Element data from apps and pages:
────────────────────────────────────────
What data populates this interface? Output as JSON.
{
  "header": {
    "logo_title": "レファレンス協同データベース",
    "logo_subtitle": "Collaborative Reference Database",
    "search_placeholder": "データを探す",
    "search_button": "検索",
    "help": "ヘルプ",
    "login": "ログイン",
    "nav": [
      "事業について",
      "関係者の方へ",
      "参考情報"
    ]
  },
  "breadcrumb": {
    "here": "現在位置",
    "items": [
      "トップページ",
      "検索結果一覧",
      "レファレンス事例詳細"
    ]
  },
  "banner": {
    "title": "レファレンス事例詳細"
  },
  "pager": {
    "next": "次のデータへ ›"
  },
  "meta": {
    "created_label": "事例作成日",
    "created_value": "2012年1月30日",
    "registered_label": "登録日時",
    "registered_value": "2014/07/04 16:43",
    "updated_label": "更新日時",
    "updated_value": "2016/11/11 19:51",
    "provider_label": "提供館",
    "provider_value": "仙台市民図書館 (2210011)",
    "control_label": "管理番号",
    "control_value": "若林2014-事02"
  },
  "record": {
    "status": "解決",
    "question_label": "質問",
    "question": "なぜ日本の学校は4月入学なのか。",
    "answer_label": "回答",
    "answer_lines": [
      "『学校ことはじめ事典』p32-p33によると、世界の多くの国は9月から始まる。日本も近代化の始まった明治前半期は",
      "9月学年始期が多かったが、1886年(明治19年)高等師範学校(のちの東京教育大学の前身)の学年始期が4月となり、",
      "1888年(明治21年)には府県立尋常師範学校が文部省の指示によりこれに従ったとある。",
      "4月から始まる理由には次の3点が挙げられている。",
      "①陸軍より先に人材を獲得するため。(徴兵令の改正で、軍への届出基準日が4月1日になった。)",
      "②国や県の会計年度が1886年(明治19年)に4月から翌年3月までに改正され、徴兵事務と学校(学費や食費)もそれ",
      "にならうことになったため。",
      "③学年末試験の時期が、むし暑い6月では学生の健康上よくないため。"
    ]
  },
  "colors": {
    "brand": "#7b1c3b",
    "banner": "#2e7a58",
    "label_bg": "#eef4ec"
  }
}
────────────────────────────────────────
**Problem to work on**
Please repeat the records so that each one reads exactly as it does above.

**Task solution**
What data populates this interface? Output as JSON.
{
  "header": {
    "logo_title": "レファレンス協同データベース",
    "logo_subtitle": "Collaborative Reference Database",
    "search_placeholder": "データを探す",
    "search_button": "検索",
    "help": "ヘルプ",
    "login": "ログイン",
    "nav": [
      "事業について",
      "関係者の方へ",
      "参考情報"
    ]
  },
  "breadcrumb": {
    "here": "現在位置",
    "items": [
      "トップページ",
      "検索結果一覧",
      "レファレンス事例詳細"
    ]
  },
  "banner": {
    "title": "レファレンス事例詳細"
  },
  "pager": {
    "next": "次のデータへ ›"
  },
  "meta": {
    "created_label": "事例作成日",
    "created_value": "2012年1月30日",
    "registered_label": "登録日時",
    "registered_value": "2014/07/04 16:43",
    "updated_label": "更新日時",
    "updated_value": "2016/11/11 19:51",
    "provider_label": "提供館",
    "provider_value": "仙台市民図書館 (2210011)",
    "control_label": "管理番号",
    "control_value": "若林2014-事02"
  },
  "record": {
    "status": "解決",
    "question_label": "質問",
    "question": "なぜ日本の学校は4月入学なのか。",
    "answer_label": "回答",
    "answer_lines": [
      "『学校ことはじめ事典』p32-p33によると、世界の多くの国は9月から始まる。日本も近代化の始まった明治前半期は",
      "9月学年始期が多かったが、1886年(明治19年)高等師範学校(のちの東京教育大学の前身)の学年始期が4月となり、",
      "1888年(明治21年)には府県立尋常師範学校が文部省の指示によりこれに従ったとある。",
      "4月から始まる理由には次の3点が挙げられている。",
      "①陸軍より先に人材を獲得するため。(徴兵令の改正で、軍への届出基準日が4月1日になった。)",
      "②国や県の会計年度が1886年(明治19年)に4月から翌年3月までに改正され、徴兵事務と学校(学費や食費)もそれ",
      "にならうことになったため。",
      "③学年末試験の時期が、むし暑い6月では学生の健康上よくないため。"
    ]
  },
  "colors": {
    "brand": "#7b1c3b",
    "banner": "#2e7a58",
    "label_bg": "#eef4ec"
  }
}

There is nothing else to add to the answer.